_THE TASK:_
Search the entries for the word "quantity". Copy each line in which it is found.

_RECORD SET:_

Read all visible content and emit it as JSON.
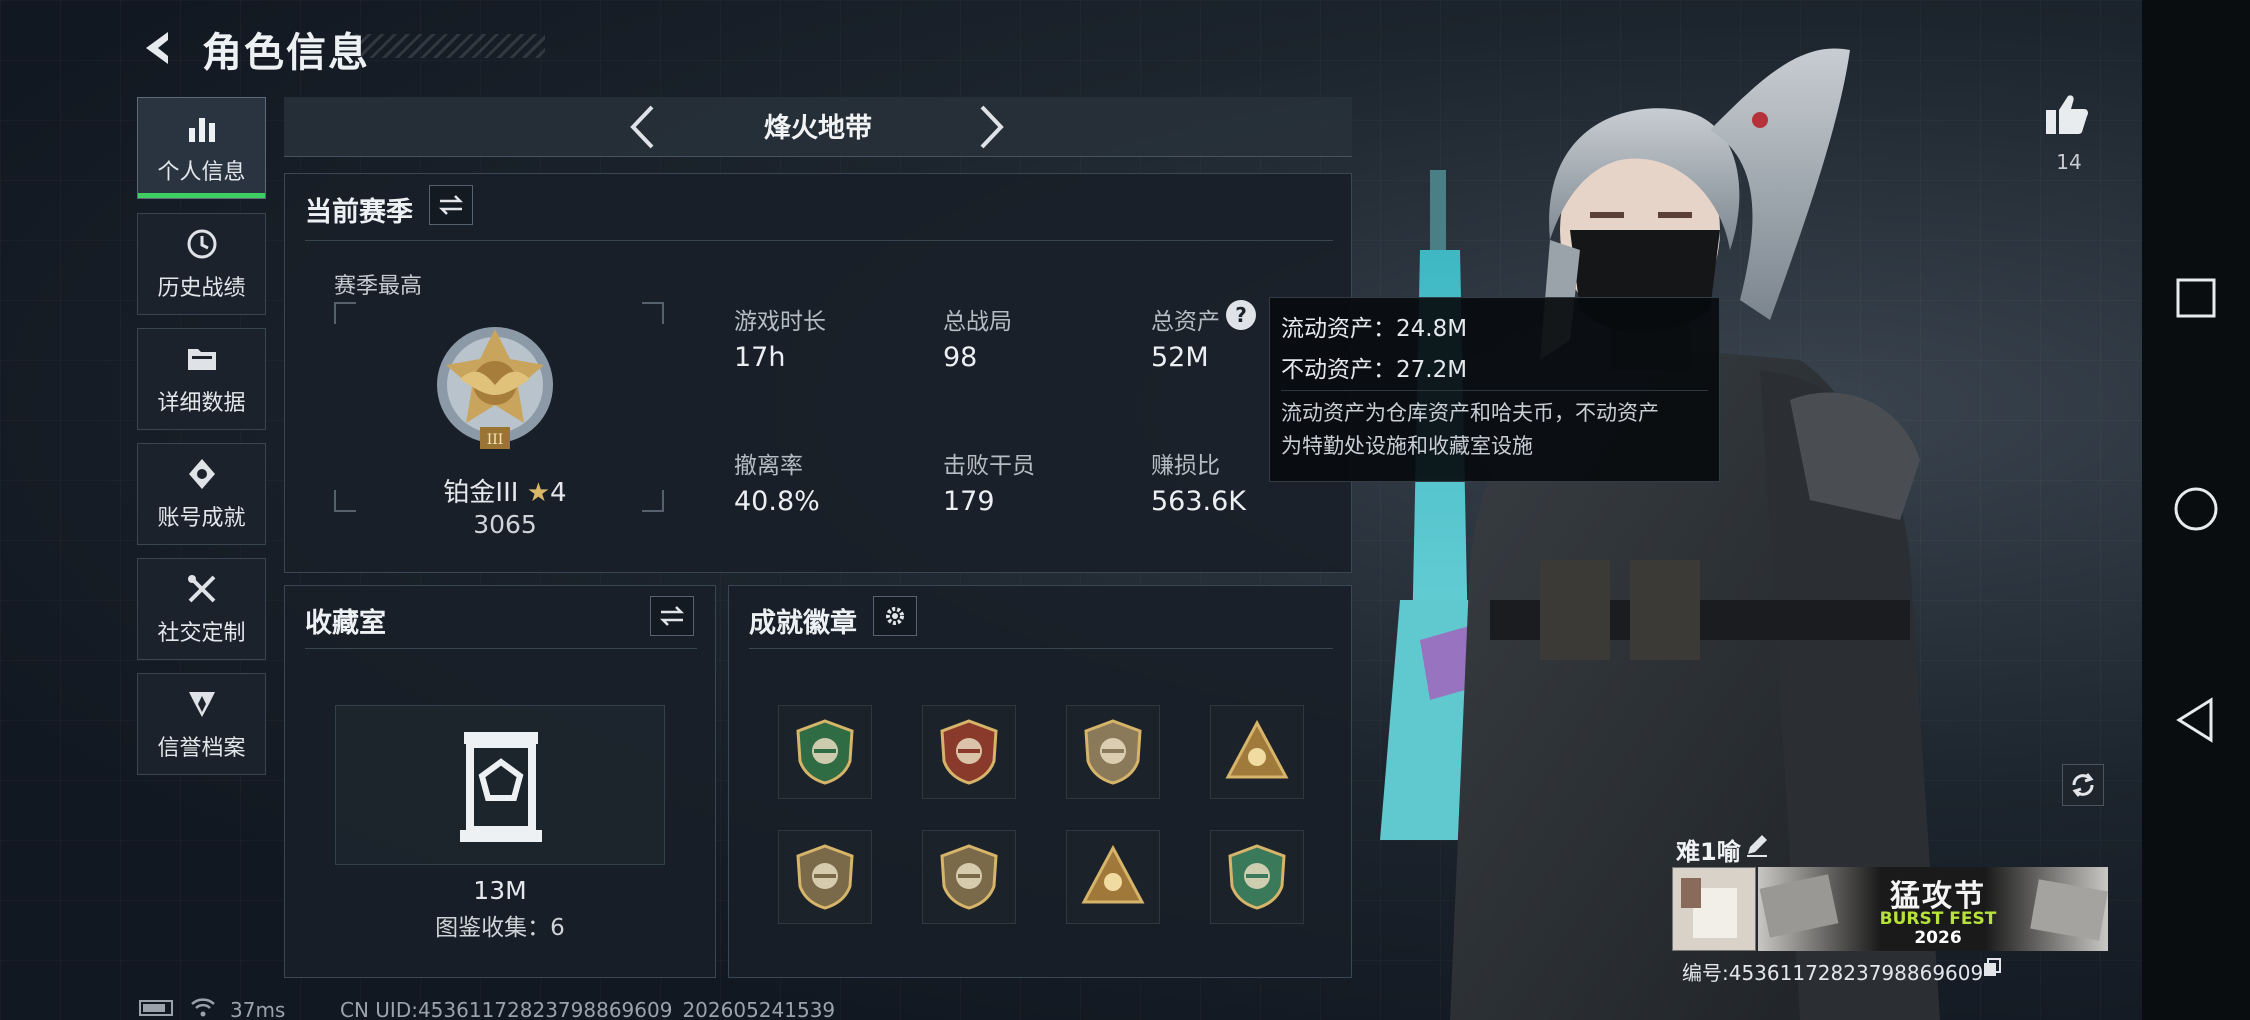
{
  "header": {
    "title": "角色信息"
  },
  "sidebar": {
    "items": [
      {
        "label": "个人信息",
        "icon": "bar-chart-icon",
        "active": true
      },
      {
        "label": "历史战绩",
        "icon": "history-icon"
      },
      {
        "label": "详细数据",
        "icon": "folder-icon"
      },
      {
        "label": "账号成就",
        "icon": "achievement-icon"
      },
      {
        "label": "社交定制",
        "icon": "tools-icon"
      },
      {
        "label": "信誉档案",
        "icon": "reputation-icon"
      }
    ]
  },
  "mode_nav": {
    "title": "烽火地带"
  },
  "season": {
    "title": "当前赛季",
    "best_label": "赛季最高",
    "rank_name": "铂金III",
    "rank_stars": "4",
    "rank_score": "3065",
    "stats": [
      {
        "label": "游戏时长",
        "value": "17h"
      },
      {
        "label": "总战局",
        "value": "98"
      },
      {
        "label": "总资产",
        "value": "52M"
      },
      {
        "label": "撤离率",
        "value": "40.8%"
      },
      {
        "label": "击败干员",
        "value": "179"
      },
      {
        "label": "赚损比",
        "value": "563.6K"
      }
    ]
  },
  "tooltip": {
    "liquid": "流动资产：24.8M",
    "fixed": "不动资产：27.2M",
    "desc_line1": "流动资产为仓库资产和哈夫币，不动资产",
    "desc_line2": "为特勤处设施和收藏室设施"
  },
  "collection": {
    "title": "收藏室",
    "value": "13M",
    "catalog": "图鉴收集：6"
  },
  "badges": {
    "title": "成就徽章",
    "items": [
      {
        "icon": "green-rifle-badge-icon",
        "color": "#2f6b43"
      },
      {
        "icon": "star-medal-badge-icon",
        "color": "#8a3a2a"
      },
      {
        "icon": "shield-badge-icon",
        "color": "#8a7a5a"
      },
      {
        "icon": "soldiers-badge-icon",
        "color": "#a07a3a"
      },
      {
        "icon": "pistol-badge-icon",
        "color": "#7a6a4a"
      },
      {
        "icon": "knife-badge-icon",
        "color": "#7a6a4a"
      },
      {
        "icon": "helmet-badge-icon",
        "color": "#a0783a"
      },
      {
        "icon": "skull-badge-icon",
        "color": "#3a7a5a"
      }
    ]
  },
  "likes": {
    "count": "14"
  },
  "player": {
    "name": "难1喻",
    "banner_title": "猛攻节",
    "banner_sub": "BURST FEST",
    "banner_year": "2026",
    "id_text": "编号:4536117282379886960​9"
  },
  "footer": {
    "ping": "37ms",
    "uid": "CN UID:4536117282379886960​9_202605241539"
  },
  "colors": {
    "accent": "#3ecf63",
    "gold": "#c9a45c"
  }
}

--

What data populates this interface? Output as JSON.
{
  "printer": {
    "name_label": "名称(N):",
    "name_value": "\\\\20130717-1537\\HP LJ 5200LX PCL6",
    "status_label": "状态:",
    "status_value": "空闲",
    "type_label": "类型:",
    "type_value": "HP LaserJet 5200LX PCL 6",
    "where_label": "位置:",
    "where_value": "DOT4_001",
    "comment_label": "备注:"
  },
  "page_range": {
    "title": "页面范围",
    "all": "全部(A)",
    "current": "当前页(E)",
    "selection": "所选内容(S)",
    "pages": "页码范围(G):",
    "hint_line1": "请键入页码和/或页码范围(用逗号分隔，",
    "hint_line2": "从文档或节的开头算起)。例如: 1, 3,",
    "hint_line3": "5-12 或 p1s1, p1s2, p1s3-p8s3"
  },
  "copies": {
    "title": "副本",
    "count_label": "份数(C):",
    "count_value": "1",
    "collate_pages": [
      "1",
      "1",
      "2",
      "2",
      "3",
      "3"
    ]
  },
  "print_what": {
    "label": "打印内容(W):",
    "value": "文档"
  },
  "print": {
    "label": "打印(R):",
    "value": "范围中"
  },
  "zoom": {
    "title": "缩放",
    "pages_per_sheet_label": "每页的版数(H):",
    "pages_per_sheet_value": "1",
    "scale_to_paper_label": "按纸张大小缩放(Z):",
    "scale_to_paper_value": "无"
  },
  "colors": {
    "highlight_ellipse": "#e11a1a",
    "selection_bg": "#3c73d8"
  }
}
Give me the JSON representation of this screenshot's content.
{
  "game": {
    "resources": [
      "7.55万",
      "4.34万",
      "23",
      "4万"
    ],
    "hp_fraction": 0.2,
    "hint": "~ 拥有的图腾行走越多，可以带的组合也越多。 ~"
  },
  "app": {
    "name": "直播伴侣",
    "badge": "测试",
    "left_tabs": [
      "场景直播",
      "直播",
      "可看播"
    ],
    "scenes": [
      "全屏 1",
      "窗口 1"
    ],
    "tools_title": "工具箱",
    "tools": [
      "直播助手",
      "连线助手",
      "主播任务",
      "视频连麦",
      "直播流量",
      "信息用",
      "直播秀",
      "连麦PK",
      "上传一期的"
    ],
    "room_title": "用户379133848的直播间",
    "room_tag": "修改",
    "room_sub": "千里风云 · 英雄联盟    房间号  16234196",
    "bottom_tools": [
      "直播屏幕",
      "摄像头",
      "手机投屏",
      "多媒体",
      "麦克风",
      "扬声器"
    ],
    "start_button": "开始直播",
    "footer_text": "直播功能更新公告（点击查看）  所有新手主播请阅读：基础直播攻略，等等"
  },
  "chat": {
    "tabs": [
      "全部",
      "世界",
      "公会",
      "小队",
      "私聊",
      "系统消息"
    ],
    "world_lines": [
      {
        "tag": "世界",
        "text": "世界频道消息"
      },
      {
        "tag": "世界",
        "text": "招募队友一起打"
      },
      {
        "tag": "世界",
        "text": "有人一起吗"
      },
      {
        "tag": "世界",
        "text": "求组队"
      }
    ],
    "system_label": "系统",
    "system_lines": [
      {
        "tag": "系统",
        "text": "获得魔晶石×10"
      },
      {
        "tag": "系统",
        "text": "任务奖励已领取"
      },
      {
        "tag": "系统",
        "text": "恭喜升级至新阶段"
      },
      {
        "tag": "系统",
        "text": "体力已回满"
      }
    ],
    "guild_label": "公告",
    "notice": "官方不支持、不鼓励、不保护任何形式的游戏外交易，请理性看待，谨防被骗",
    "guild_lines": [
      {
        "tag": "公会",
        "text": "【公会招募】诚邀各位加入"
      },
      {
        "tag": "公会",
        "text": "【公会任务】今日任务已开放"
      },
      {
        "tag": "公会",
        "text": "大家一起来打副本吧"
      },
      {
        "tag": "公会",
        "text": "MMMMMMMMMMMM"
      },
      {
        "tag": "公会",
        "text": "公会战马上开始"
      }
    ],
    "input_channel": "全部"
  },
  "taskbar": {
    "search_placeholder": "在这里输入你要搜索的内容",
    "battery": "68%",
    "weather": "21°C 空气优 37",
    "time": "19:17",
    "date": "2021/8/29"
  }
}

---

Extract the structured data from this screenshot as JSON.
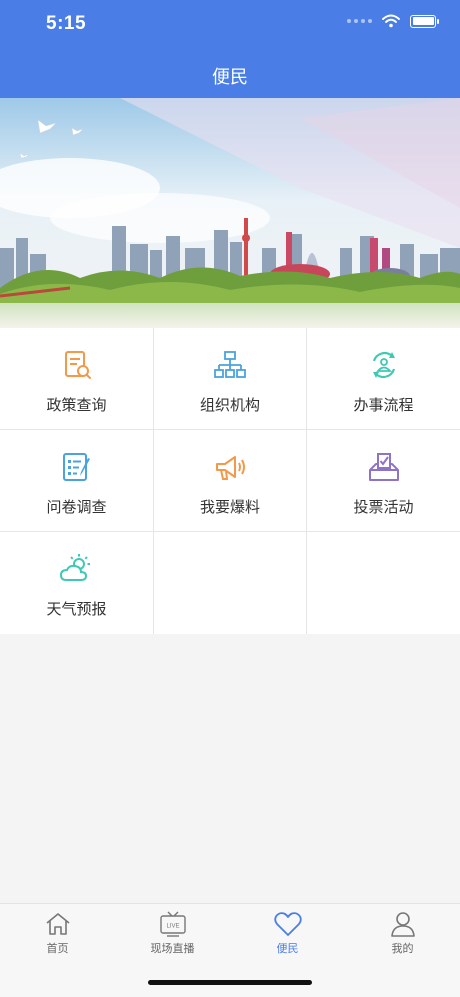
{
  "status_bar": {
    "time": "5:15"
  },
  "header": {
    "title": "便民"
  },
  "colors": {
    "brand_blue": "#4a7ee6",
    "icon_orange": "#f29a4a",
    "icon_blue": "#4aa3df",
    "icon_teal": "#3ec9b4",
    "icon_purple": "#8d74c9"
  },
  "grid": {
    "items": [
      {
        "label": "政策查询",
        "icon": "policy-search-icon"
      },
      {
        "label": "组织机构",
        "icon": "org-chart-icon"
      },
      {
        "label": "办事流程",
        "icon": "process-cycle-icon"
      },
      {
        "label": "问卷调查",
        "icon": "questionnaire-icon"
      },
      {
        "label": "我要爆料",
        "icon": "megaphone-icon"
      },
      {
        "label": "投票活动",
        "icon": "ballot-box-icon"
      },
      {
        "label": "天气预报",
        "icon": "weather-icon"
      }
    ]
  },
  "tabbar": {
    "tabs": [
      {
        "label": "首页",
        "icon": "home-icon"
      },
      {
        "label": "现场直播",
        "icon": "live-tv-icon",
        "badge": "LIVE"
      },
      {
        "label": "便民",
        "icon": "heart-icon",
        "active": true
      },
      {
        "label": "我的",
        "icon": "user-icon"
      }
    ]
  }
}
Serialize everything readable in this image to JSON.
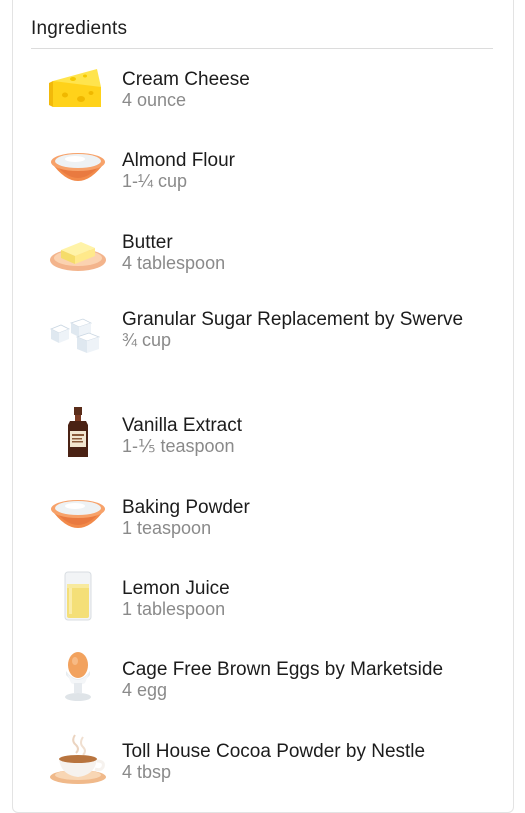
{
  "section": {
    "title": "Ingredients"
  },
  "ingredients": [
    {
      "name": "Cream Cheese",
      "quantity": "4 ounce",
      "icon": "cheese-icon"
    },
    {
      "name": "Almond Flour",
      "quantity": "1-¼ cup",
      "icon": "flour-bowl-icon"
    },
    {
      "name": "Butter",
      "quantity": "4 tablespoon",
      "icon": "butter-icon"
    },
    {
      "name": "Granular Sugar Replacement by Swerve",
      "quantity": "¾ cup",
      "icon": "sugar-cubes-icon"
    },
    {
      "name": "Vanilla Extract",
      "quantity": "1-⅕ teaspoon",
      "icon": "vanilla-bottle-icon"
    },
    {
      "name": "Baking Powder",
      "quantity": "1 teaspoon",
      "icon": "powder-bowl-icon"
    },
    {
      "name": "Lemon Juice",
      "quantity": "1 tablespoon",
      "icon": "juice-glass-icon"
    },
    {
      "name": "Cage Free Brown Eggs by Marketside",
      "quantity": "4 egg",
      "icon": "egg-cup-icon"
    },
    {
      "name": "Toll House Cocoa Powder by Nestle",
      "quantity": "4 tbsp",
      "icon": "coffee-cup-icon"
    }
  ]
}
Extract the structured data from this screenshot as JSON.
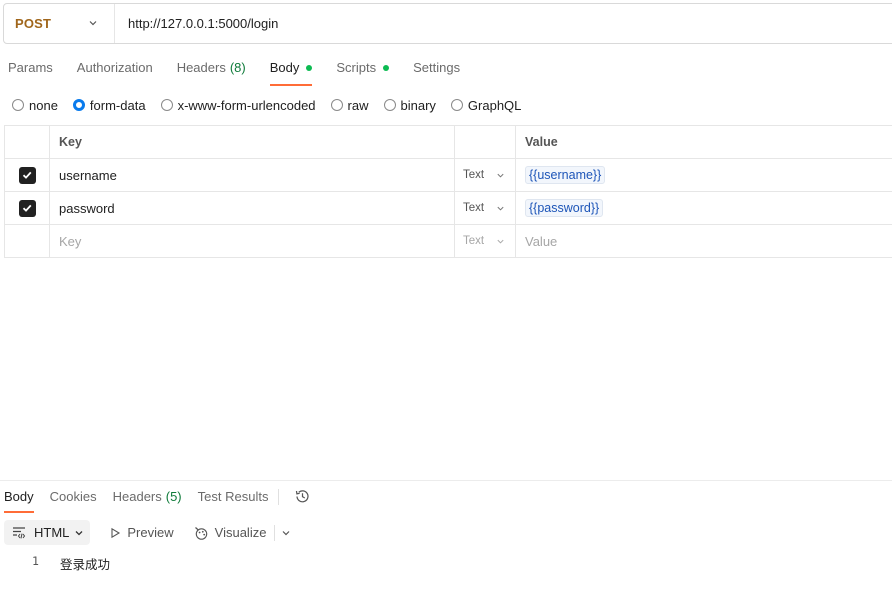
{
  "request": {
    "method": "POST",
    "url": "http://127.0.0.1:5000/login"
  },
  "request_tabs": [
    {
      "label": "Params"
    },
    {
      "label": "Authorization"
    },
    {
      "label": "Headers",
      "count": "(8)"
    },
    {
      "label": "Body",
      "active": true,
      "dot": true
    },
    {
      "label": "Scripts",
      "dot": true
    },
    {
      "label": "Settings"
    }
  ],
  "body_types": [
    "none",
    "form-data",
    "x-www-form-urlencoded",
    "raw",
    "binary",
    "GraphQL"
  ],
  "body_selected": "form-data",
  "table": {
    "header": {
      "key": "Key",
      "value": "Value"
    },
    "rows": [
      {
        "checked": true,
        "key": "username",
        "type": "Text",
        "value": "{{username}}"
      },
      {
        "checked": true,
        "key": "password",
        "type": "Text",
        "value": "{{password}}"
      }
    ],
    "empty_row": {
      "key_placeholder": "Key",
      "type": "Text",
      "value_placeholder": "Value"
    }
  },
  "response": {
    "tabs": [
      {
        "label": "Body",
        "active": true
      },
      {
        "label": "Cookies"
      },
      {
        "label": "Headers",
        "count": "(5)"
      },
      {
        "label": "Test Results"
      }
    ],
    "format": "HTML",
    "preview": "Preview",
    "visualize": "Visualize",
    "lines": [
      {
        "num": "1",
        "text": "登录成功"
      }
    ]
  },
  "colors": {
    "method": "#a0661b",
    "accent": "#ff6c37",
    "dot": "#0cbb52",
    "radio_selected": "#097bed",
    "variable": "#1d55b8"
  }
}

_SOLUTION:_
      "quantity": "4 ounce",
      "quantity": "1-¼ cup",
      "quantity": "4 tablespoon",
      "quantity": "¾ cup",
      "quantity": "1-⅕ teaspoon",
      "quantity": "1 teaspoon",
      "quantity": "1 tablespoon",
      "quantity": "4 egg",
      "quantity": "4 tbsp",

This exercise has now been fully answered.